Police Boast New Informant App Caught First 'Criminal': Man Panhandling
St. Louis Metropolitan Police Department Chief Sam Dotson has been hitting the media circuit to spread the word about the agency’s new mobile app, which allows ordinary residents to become law enforcement informants with the swipe of an iPhone. Now he has a public uproar on his hands after boasting last Thursday that the app had, for the first time since its May 23 launch, led to the arrest of a “criminal”—a panhandling man.
Needless to say, Dotson’s public relations move backfired. Here is just one of the angry responses he received over Twitter:
@ChiefSLMPD what a terrible use of police resources. Locking a human being in a cage won't solve the problem of poverty.— ArchCityDefenders (@ArchCityDefenders)1464924785.0
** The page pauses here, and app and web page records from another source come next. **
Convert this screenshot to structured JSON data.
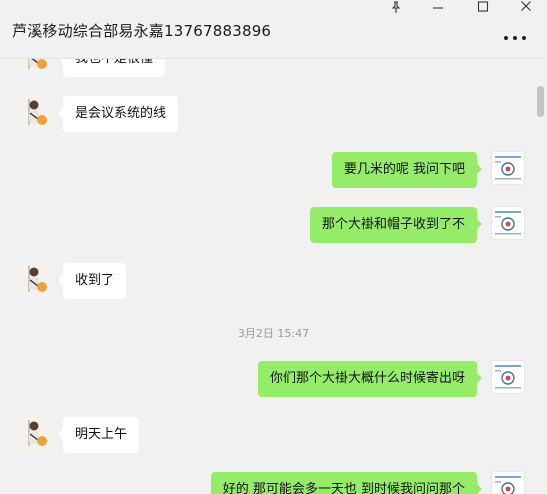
{
  "window": {
    "pin_icon": "pin-icon",
    "minimize_icon": "minimize-icon",
    "maximize_icon": "maximize-icon",
    "close_icon": "close-icon"
  },
  "header": {
    "title": "芦溪移动综合部易永嘉13767883896",
    "more_icon": "more-horizontal-icon"
  },
  "messages": [
    {
      "side": "in",
      "text": "我也不是很懂"
    },
    {
      "side": "in",
      "text": "是会议系统的线"
    },
    {
      "side": "out",
      "text": "要几米的呢 我问下吧"
    },
    {
      "side": "out",
      "text": "那个大褂和帽子收到了不"
    },
    {
      "side": "in",
      "text": "收到了"
    },
    {
      "side": "out",
      "text": "你们那个大褂大概什么时候寄出呀"
    },
    {
      "side": "in",
      "text": "明天上午"
    },
    {
      "side": "out",
      "text": "好的 那可能会多一天也  到时候我问问那个"
    }
  ],
  "timestamp": "3月2日 15:47",
  "colors": {
    "background": "#f1f1f1",
    "incoming_bubble": "#ffffff",
    "outgoing_bubble": "#95ec69",
    "timestamp_text": "#9a9a9a"
  }
}
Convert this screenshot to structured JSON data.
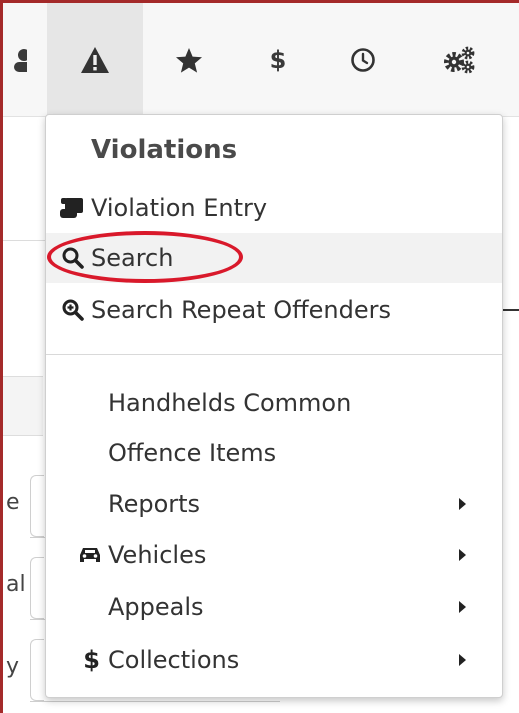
{
  "toolbar": {
    "icons": [
      "users-icon",
      "warning-icon",
      "star-icon",
      "dollar-icon",
      "clock-icon",
      "gears-icon"
    ],
    "active": "warning-icon",
    "glyphs": {
      "dollar": "$"
    }
  },
  "background": {
    "labels": [
      "e",
      "al",
      "y"
    ]
  },
  "menu": {
    "header": "Violations",
    "items": [
      {
        "label": "Violation Entry",
        "icon": "scroll-icon"
      },
      {
        "label": "Search",
        "icon": "search-icon",
        "state": "hover",
        "annotated": true
      },
      {
        "label": "Search Repeat Offenders",
        "icon": "search-plus-icon"
      },
      {
        "label": "Handhelds Common"
      },
      {
        "label": "Offence Items"
      },
      {
        "label": "Reports",
        "submenu": true
      },
      {
        "label": "Vehicles",
        "icon": "car-icon",
        "submenu": true
      },
      {
        "label": "Appeals",
        "submenu": true
      },
      {
        "label": "Collections",
        "icon": "dollar-icon",
        "glyph": "$",
        "submenu": true
      }
    ]
  },
  "colors": {
    "frame_border": "#a42a2a",
    "highlight_ring": "#d9192b",
    "hover_bg": "#f2f2f2",
    "active_toolbar_bg": "#e6e6e6"
  }
}
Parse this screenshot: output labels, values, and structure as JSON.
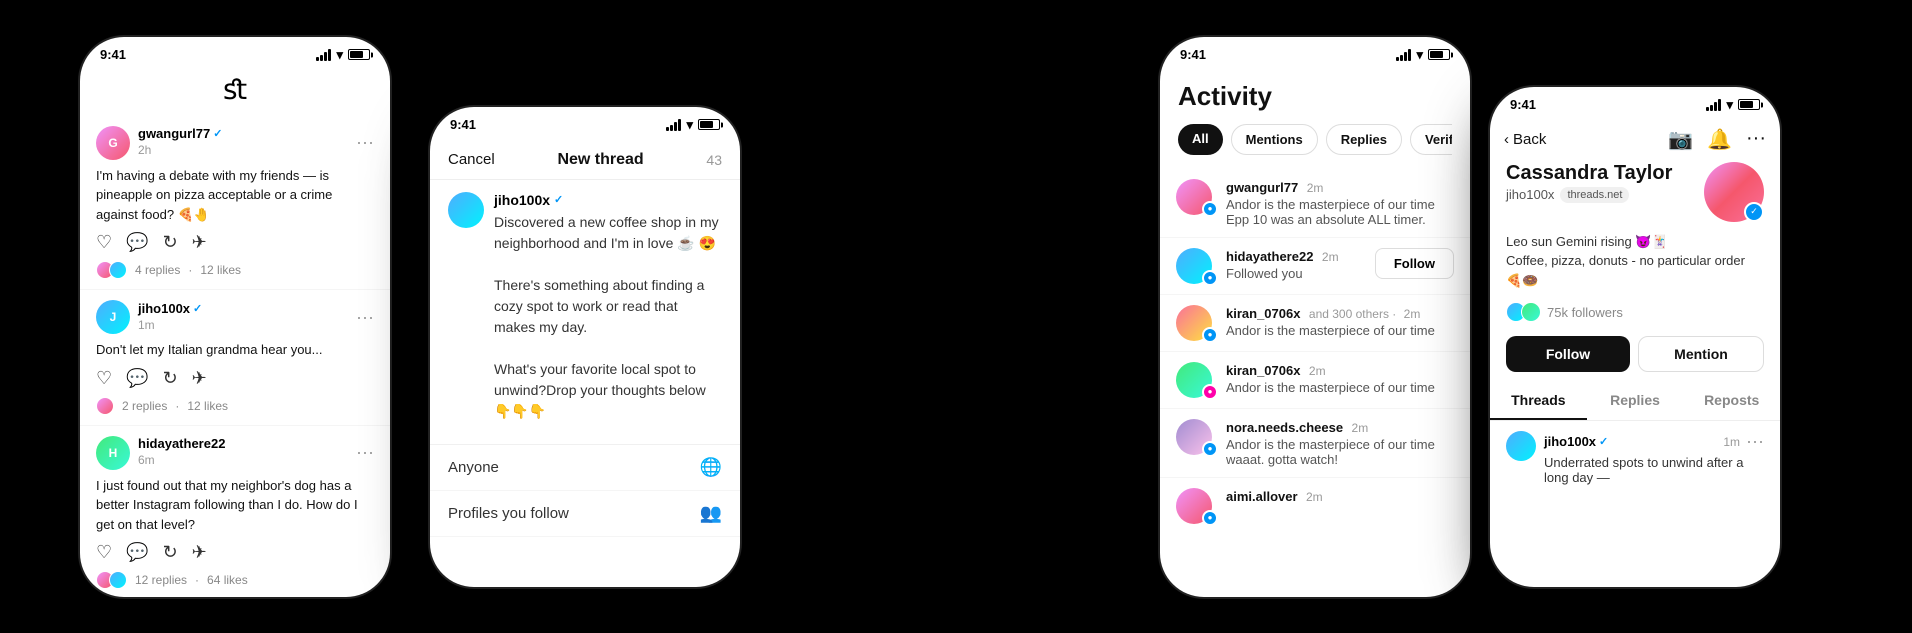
{
  "phone1": {
    "status": {
      "time": "9:41",
      "signal": true,
      "wifi": true,
      "battery": true
    },
    "posts": [
      {
        "username": "gwangurl77",
        "verified": true,
        "time": "2h",
        "content": "I'm having a debate with my friends — is pineapple on pizza acceptable or a crime against food? 🍕🤚",
        "replies": "4 replies",
        "likes": "12 likes",
        "avatar_style": "pink"
      },
      {
        "username": "jiho100x",
        "verified": true,
        "time": "1m",
        "content": "Don't let my Italian grandma hear you...",
        "replies": "2 replies",
        "likes": "12 likes",
        "avatar_style": "blue"
      },
      {
        "username": "hidayathere22",
        "verified": false,
        "time": "6m",
        "content": "I just found out that my neighbor's dog has a better Instagram following than I do. How do I get on that level?",
        "replies": "12 replies",
        "likes": "64 likes",
        "avatar_style": "green"
      }
    ]
  },
  "phone2": {
    "status": {
      "time": "9:41"
    },
    "header": {
      "cancel": "Cancel",
      "title": "New thread",
      "char_count": "43"
    },
    "compose": {
      "username": "jiho100x",
      "verified": true,
      "text": "Discovered a new coffee shop in my neighborhood and I'm in love ☕ 😍\n\nThere's something about finding a cozy spot to work or read that makes my day.\n\nWhat's your favorite local spot to unwind?Drop your thoughts below 👇👇👇"
    },
    "audience": {
      "options": [
        {
          "label": "Anyone",
          "icon": "🌐"
        },
        {
          "label": "Profiles you follow",
          "icon": "👥"
        }
      ]
    }
  },
  "phone3": {
    "status": {
      "time": "9:41"
    },
    "header": {
      "title": "Activity"
    },
    "filters": [
      "All",
      "Mentions",
      "Replies",
      "Verif..."
    ],
    "active_filter": "All",
    "items": [
      {
        "username": "gwangurl77",
        "time": "2m",
        "desc1": "Andor is the masterpiece of our time",
        "desc2": "Epp 10 was an absolute ALL timer.",
        "has_follow": false,
        "avatar_style": "pink"
      },
      {
        "username": "hidayathere22",
        "time": "2m",
        "desc1": "Followed you",
        "desc2": "",
        "has_follow": true,
        "follow_label": "Follow",
        "avatar_style": "blue"
      },
      {
        "username": "kiran_0706x",
        "extra": "and 300 others",
        "time": "2m",
        "desc1": "Andor is the masterpiece of our time",
        "desc2": "",
        "has_follow": false,
        "avatar_style": "orange"
      },
      {
        "username": "kiran_0706x",
        "time": "2m",
        "desc1": "Andor is the masterpiece of our time",
        "desc2": "",
        "has_follow": false,
        "avatar_style": "purple"
      },
      {
        "username": "nora.needs.cheese",
        "time": "2m",
        "desc1": "Andor is the masterpiece of our time",
        "desc2": "waaat. gotta watch!",
        "has_follow": false,
        "avatar_style": "green"
      },
      {
        "username": "aimi.allover",
        "time": "2m",
        "desc1": "",
        "desc2": "",
        "has_follow": false,
        "avatar_style": "pink"
      }
    ]
  },
  "phone4": {
    "status": {
      "time": "9:41"
    },
    "nav": {
      "back": "Back"
    },
    "profile": {
      "name": "Cassandra Taylor",
      "username": "jiho100x",
      "domain": "threads.net",
      "bio_line1": "Leo sun Gemini rising 😈🃏",
      "bio_line2": "Coffee, pizza, donuts - no particular order 🍕🍩",
      "followers": "75k followers"
    },
    "actions": {
      "follow": "Follow",
      "mention": "Mention"
    },
    "tabs": [
      "Threads",
      "Replies",
      "Reposts"
    ],
    "active_tab": "Threads",
    "post": {
      "username": "jiho100x",
      "verified": true,
      "time": "1m",
      "text": "Underrated spots to unwind after a long day —"
    }
  }
}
"This comes at a time when the chief has just announced the crackdown on the homeless in the downtown area,” explained John Chasnoff, co-chair of the Coalition Against Police Crimes and Repression. Many believe that the escalation is part of an effort to sanitize the area at the behest of businesses, and at the expense of poor people in the city, Chasnoff told AlterNet.
Such suspicion is understandable. In October 2005, the SLMPD settled a lawsuit filed by over a dozen people who charged that police have a policy of “attempting to drive the homeless from downtown St. Louis and telling them downtown is ‘off limits’ to them,” according to a statement from the Missouri ACLU.
According to the plaintiffs—all homeless people—police have “routinely arrested the homeless without any suspicion they have committed crimes, have thrown fireworks at them to get them to move from a public park, have taken the homeless to remote areas and dumped them, have taken their food, medication, driver's licenses and insurance cards, have made them engage in forced labor prior to ever seeing a judge, and have generally attempted to remove the homeless from downtown, particularly before major events.”
In light of this history, outcry over the police department’s latest arrest is mounting, a significant development given that the SLMPD is the first agency in Missouri to use the technology. Public outrage already nabbed the headline in the St. Louis Dispatch, “Police in St. Louis make first arrest from new app, drawing Twitter hate.” In that article, Dotson sought to defend the department by claiming that the man had also been trespassing, declaring, “It just shows that you can’t put context in 140 characters.”
Yet the larger context of policing in St. Louis is troubling. Thomas Harvey, executive director of the advocacy organization Arch City Defenders, told AlterNet, “We're talking about an area in the city of St. Louis where wealthy people routinely violate open container laws and urinate in public. I doubt the app will be used to report wealthy white people spilling out of bars in Washington Avenue.”
“To the degree that this is reflective of broken windows policing, it is important to note that the theory has been thoroughly debunked,” Harvey added. "This is a crackdown on the most vulnerable people in society."
In addition, the SLMPD has a history of so-called preemptive policing that is marred by racial profiling. According to a recent report by Missouri Attorney General Chris Koster, black drivers are 1.4 times more likely to be stopped by the SLMPD than the general population, compared to 0.7 times for white drivers.
The informant app was launched in the immediate aftermath of a complaint filed under the new Civilian Oversight Board, in which Chassity Norise accused the department of raiding her home without warning, filling it with smoke bombs and forcing residents to stand outside naked. "I felt completely violated being outside naked with my neighbors watching me and my home being kicked down on false allegations," she said.
The SLMPD is asking the public to share information about city residents, declaring in a Facebook post that the app “puts your police department in your fingertips.” Yet the agency is allegedly refusing to share basic information with the public about its own officers’ misconduct. According to a lawsuit recently filed by the ACLU, the department is refusing to release public records related to the case of Curtis Farber, who claims he was brutally beaten and threatened by St. Louis police three years ago.